After two separate incidents of missiles fired at U.S. navy ships from Houthi-controlled areas of Yemen, the U.S. struck back, launching tomahawk missiles and destroying coastal radar installations in the country.
Yemen is in the throes of a bloody civil war between the government, supported by Saudi Arabia and its ally the United States, and the Iran-backed Houthi rebels.
In both attacks on Navy ships — one on Tuesday and one on Wednesday evening — U.S. vessels were intentionally targeted by Houthi-controlled radar stations before being fired upon.
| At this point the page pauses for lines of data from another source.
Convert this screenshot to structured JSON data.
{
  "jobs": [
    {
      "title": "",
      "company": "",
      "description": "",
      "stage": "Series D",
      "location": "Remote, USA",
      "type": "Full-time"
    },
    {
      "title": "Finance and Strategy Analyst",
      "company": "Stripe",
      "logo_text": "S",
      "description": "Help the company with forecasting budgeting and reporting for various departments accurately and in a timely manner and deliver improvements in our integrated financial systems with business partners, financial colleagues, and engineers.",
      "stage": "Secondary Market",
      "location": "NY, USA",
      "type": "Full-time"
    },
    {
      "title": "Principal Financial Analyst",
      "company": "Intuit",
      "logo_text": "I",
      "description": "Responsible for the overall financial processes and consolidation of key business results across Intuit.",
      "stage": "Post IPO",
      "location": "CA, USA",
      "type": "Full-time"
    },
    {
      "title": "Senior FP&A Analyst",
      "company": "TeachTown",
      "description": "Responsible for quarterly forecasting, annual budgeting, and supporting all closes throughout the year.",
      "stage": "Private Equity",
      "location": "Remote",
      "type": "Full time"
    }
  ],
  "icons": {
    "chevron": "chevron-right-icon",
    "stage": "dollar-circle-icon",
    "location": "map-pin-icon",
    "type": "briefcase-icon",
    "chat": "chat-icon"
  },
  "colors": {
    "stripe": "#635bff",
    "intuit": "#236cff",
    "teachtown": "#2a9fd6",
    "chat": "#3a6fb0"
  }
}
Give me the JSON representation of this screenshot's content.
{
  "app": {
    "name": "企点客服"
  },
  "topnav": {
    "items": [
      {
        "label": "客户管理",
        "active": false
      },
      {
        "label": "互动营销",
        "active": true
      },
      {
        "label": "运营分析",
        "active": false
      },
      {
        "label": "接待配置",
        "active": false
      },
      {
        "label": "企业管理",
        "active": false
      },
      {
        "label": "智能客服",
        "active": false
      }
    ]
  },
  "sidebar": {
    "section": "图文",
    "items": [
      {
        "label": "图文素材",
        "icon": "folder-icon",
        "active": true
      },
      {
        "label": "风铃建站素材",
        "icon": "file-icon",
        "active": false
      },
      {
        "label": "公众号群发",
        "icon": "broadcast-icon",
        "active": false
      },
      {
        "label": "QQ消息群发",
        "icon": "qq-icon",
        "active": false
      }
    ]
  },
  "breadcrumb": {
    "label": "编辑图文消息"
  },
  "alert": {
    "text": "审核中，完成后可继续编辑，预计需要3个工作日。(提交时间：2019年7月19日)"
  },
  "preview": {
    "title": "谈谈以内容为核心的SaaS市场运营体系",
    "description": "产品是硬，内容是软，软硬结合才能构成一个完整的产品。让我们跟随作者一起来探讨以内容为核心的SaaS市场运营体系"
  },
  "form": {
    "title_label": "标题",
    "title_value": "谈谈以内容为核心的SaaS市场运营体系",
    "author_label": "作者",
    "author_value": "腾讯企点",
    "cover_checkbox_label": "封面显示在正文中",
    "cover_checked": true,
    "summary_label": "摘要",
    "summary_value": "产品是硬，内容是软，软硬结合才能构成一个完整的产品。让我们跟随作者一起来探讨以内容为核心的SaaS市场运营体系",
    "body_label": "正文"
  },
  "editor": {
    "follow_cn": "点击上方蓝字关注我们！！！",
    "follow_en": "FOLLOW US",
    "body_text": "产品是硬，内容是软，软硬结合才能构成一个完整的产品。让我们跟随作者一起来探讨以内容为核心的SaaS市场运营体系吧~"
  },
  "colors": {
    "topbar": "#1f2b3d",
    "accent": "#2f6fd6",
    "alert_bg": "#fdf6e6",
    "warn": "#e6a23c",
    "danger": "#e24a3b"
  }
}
Both times, the missiles failed to find their intended targets, but officials have said that they are sure rebels were intentionally targeting the American ships because spotters were witnessed nearby before the missiles were launched.
“Anybody who puts U.S. Navy ships at risk,” Captain Jeff Davis, a U.S. Defense Department spokesman, said on Tuesday, “does so at their own peril.”
According to Pentagon press secretary Peter Cook, President Obama promptly approved the strikes, the idea being that by destroying the Houthi radars, it will be much harder for rebels to target U.S. ships in the future.
Recent strikes on the United States Navy are believed to be retaliation for an air strike over the weekend, which killed 140 people and has been widely blamed on Saudi Arabia.
“These limited self-defense strikes were conducted to protect our personnel, our ships, and our freedom of navigation in this important maritime passageway,” Cook said about Wednesday’s action. “The United States will respond to any further threat to our ships and commercial traffic, as appropriate, and will continue to maintain our freedom of navigation in the Red Sea … and elsewhere around the world.”